1Department of Systems Immunology and Braunschweig Integrated Centre of Systems Biology, Helmholtz Centre for Infection Research, Inhoffenstraße 7, 38124 Braunschweig, Germany
2Institut für Geophysik und extraterrestrische Physik, Technische Universität Braunschweig, Mendelssohnstraße 3, 38106 Braunschweig, Germany
3Institute for Biochemistry, Biotechnology and Bioinformatics, Braunschweig University of Technology, Braunschweig, 38106 Braunschweig, Germany

Received 15 February 2014; Revised 7 April 2014; Accepted 10 April 2014; Published 11 May 2014

Academic Editor: Filippo Castiglione

Copyright © 2014 Matthias Haering et al. This is an open access article distributed under the Creative Commons Attribution License, which permits unrestricted use, distribution, and reproduction in any medium, provided the original work is properly cited.

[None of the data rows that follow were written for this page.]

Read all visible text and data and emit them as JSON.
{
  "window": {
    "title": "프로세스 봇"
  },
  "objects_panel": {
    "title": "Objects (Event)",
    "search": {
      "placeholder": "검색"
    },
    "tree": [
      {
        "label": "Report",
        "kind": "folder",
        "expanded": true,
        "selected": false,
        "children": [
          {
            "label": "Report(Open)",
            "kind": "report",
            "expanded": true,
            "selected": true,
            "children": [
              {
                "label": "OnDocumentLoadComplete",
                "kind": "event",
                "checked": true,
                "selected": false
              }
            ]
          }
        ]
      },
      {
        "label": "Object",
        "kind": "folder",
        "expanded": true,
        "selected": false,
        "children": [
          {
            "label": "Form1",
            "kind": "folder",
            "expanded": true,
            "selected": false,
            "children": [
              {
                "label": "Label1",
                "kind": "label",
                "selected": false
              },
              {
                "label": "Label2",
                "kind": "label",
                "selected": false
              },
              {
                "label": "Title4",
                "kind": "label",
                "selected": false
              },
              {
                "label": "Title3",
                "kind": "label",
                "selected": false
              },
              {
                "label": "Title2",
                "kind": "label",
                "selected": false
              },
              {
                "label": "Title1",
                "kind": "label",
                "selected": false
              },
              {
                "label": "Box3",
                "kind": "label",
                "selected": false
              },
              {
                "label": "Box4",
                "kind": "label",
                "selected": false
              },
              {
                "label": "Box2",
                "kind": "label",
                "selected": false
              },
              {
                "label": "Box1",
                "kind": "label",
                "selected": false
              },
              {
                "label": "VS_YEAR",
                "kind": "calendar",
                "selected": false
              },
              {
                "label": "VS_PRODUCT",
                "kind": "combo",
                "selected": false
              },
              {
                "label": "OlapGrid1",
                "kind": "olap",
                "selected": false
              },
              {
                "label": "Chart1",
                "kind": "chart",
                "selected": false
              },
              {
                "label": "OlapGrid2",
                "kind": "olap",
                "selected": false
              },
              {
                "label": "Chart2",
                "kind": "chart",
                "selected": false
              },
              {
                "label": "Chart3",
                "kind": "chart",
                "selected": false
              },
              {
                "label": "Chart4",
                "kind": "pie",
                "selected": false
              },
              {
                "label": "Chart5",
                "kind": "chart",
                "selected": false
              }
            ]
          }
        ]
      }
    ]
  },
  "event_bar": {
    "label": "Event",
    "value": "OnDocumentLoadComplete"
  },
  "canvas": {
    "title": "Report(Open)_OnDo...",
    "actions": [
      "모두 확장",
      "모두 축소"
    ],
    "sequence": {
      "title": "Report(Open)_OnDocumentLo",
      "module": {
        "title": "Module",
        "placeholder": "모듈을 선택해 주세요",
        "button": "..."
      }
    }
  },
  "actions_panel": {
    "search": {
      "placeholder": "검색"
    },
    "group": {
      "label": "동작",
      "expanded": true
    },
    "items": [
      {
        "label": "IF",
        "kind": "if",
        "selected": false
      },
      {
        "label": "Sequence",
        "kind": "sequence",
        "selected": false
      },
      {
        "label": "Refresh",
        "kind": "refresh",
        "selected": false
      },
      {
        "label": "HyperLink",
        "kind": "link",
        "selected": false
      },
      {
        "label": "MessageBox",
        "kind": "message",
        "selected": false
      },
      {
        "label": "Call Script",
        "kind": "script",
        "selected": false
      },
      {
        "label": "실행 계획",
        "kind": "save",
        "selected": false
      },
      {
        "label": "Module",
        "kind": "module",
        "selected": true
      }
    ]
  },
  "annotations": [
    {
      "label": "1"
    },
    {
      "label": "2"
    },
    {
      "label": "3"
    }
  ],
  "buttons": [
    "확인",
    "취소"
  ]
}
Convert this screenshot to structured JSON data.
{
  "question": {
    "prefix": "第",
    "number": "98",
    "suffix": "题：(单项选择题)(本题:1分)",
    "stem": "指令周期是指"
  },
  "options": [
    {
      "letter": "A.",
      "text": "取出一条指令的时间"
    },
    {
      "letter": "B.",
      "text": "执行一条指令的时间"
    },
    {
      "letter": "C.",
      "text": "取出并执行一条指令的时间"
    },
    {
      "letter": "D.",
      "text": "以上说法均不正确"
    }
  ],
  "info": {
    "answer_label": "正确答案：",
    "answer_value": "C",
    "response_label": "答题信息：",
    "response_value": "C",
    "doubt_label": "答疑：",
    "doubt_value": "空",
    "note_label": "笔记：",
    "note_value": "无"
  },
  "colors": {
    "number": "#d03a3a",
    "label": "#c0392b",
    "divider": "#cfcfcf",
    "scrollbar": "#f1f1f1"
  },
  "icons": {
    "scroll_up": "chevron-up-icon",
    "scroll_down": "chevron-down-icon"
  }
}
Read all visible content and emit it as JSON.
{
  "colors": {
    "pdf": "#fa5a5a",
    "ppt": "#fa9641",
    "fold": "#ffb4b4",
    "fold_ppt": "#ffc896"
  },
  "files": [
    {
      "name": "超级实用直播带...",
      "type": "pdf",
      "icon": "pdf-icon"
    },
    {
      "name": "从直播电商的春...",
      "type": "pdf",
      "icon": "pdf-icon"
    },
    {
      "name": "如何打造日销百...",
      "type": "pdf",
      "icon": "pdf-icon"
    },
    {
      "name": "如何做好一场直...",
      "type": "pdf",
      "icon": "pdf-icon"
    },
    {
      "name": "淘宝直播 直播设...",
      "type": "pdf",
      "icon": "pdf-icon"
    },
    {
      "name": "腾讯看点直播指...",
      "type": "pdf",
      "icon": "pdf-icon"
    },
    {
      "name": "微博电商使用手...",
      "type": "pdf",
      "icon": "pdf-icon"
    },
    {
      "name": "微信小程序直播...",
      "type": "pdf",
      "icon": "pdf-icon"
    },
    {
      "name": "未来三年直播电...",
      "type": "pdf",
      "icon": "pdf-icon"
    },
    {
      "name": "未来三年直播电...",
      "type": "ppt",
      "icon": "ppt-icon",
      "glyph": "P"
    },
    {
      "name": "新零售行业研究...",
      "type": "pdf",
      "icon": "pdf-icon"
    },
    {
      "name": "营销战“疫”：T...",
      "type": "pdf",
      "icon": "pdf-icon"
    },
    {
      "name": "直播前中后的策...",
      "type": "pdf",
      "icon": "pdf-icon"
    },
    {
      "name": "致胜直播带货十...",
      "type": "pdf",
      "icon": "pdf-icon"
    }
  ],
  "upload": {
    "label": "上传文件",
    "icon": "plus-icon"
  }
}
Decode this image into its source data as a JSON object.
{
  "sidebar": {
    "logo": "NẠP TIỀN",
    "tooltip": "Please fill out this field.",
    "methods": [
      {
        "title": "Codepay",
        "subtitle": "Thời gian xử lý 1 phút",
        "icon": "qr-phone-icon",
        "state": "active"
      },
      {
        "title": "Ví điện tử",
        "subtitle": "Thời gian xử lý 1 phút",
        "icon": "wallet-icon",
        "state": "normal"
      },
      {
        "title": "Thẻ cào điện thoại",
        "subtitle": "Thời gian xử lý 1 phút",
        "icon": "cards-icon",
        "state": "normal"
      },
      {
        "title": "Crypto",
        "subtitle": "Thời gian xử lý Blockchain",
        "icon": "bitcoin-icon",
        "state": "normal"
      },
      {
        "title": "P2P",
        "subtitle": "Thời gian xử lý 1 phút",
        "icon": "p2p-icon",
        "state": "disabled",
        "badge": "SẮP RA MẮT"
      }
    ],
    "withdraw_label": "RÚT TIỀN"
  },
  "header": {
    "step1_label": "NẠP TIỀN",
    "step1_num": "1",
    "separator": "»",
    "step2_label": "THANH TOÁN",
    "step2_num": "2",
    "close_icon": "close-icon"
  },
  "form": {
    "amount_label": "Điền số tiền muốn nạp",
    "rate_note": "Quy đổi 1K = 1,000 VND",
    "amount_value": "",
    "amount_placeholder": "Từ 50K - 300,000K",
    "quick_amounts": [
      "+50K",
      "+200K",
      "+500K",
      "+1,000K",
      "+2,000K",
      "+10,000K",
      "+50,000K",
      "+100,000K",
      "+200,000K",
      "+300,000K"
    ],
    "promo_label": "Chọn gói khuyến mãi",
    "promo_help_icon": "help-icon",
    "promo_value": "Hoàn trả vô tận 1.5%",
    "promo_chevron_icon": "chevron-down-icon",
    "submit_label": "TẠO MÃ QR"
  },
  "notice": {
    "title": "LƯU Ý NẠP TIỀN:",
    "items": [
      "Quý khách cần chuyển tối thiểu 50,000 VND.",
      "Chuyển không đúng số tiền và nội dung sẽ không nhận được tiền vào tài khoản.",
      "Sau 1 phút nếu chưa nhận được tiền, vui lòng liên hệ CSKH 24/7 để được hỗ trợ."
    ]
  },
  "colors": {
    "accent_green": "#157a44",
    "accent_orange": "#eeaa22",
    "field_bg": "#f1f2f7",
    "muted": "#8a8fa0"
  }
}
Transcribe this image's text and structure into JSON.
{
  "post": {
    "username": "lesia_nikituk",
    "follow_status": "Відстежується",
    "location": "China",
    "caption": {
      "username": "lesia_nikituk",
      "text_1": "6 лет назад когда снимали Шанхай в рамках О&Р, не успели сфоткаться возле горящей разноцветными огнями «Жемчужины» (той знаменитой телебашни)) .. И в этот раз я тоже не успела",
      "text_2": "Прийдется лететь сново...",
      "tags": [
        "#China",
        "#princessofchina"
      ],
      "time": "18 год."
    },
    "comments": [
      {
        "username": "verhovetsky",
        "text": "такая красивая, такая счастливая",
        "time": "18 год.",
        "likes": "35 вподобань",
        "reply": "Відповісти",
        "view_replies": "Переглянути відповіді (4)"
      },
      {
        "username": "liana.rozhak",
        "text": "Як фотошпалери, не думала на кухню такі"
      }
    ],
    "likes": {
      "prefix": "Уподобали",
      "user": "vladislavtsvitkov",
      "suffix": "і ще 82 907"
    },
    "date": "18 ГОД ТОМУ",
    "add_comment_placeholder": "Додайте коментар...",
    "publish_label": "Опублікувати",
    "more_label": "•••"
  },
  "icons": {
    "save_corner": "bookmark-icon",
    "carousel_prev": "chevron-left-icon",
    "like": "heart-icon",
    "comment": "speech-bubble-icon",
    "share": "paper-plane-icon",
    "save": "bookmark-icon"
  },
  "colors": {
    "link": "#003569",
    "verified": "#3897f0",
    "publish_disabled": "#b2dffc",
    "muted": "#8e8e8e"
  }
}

HIV is a widespread viral infection without cure. Drug treatment has transformed HIV disease into a treatable long-term infection. However, the appearance of mutations within the viral genome reduces the susceptibility of HIV to drugs. Therefore, a key goal is to extend the time until patients exhibit resistance to all existing drugs. Current HIV treatment guidelines seem poorly supported as practitioners have not achieved a consensus on the optimal time to initiate and to switch antiretroviral treatments. We contribute to this discussion with predictions derived from a mathematical model of HIV dynamics. Our results indicate that early therapy initiation (within 2 years postinfection) is critical to delay AIDS progression. For patients who have not received any therapy during the first 3 years postinfection, switch in response to virological failure may outperform proactive switching strategies. In case that proactive switching is opted, the switching time between therapies should not be larger than 100 days. Further clinical trials are needed to either confirm or falsify these predictions.